You don’t often think of fish as noisy animals. Most fishermen know that some fish, such as members of the drum family, can use their swim bladders to create loud croaking or drumming noises, but would be surprised to discover that all fish make noise.
As a fish swims, its gillplates open and close, and its swim bladder compresses and expands, generating a dull chirping noise. Tuning into these sounds is an important survival tactic for fish, both to find food and to avoid becoming food themselves.
It’s this noise that Livingston Lures, based in San Antonio, Texas, set out to replicate. To do this, they eschewed the use of conventional fishing lure noisemakers such as bbs, glass rattles, and knockers, instead using a water-activated circuit to create the sound electronically.
Livingston’s Electric Baitfish Sounds (EBS) technology mimics the natural sounds made by fish. The sound chamber is activated when the bait is submerged, and the water closes the circuit between the line tie, hook eyelet and sound-producing circuit board. The sound turns off when the lure is removed from the water and the circuit is broken.
Livingston Lures and its EBS technology has been around since 2004, but the company entered the limelight in 2014 when bass pro Randy Howell won the 2014 Bassmaster Classic using a medium-diving Livingston crankbait. Howell credited the lure’s fish-attracting sound in the murky waters of Lake Guntersville for his 29-pound limit on the last day of the tournament, rocketing him from eleventh place to first.
The EBS technology is available on Livingston’s entire line of lures, which includes bass-fishing essentials such as jerkbaits, poppers, and walkers, along with lipless, waking, shallow-running, and deep-diving crankbaits.
The lures are available in three categories, the Pro Series, the Team Livingston Series, and the Tournament Series. The Pro Series lures feature EBS technology and Livingston’s advanced rattles to provide even more sound, while some models also illuminate when the lure hits the water.
The Team Livingston Series features EBS MultiTouch, which allows anglers to choose between four sound options—EBS Original, EBS Shad, EBS Crawdad, and silent. The EBS Original replicates the sound of a baitfish flaring its gills and expanding and contracting its swim bladder. The EBS Shad mimics the sounds made by a panicked and fleeing shad, and the EBS Crawdad makes the clicking and popping sounds of these freshwater crustaceans. These sound options allow anglers to tailor their bait to the conditions and location.
To switch the sound on a Team Livingston Series lure, place the lure in the water for five seconds to get it wet and activate the EBS. Pick up the lure and touch a finger and thumb to the two contact points, the hook hanger and line tie.
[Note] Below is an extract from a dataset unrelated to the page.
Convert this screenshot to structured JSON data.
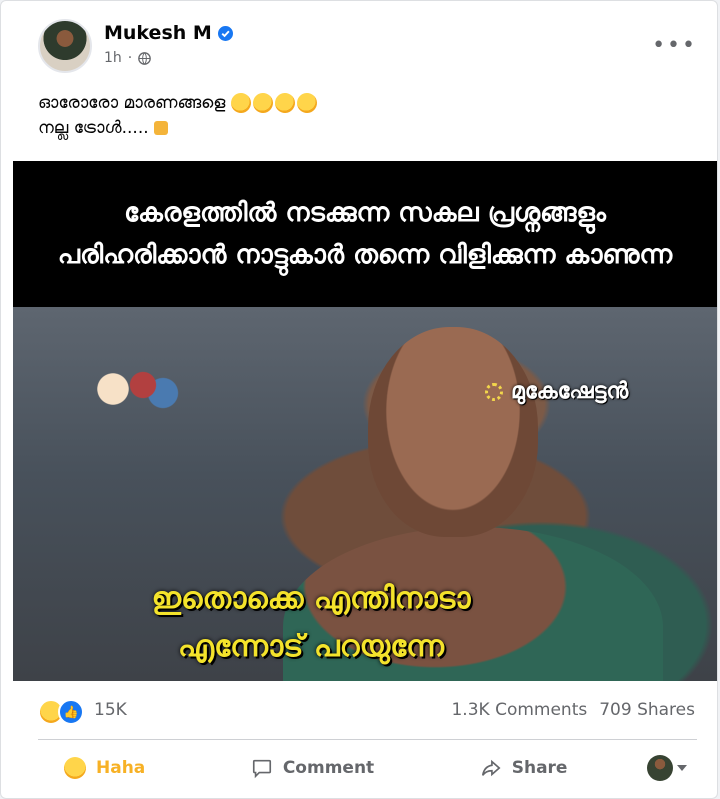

The lure will cycle through the available sounds, and when you hear the sound you want, simply remove your fingers from the contact point and start fishing.
With almost 30 different lures to choose from, Northeast bass anglers will have no problem finding a Livingston Lure that will work regardless of the location or the season. In spring, anglers will find the most success with Livingston’s jerkbaits, the Stick Master 127 and the Jerkmaster 121. Both are designed to fish shallow, with an erratic retrieve meant to trigger strikes from early-season bass. The EBS technology gives the lure extra attraction on the pause, fooling more bass into attacking the bait.
The shallow-diving and squarebill crankbaits like the Primetyme SQ 2.0, Primetyme CB 2.0, and Howeller Dream Master Classic SQ are more springtime must-haves, running between 3 and 5 feet, deflecting off stumps and cover, all while calling in prespawn bass with the EBS technology.
As the waters warm, more aggressive presentations like the surface-running Pro Wake, which not only emits sound but has an illuminated tail, are perfect for drawing a bass’ attention.
For summertime topwater fishing, the Spinmaster, Walk N Pop 77, and Walking Boss use the EBS technology to call bass to the surface, especially during the long pauses sometimes needed to get a bass to commit to a surface lure.
The latest innovation from Livingston was unveiled at the International Convention of Allied Sportfishing Trades (ICAST) in 2015. Livingston has included a “smartchip” that allows a fisherman to connect to the lure through a smartphone, using Bluetooth and an app. The app allows the fisherman to download dozens of natural bait sounds and record the success of each individual sound. The available sounds include those made by bluegills, perch, gizzard shad, shiner, and herring, allowing anglers to match the sounds made by just about any bass forage they are likely to encounter. Anglers can use the same lure with success throughout the season, simply by changing its sound to the predominant baitfish at that time.
Livingston Lures have added a level of sophistication to noisemaking lures that anglers had never dreamed of, allowing them to not only “match the hatch” in profile and color, but in sound as well.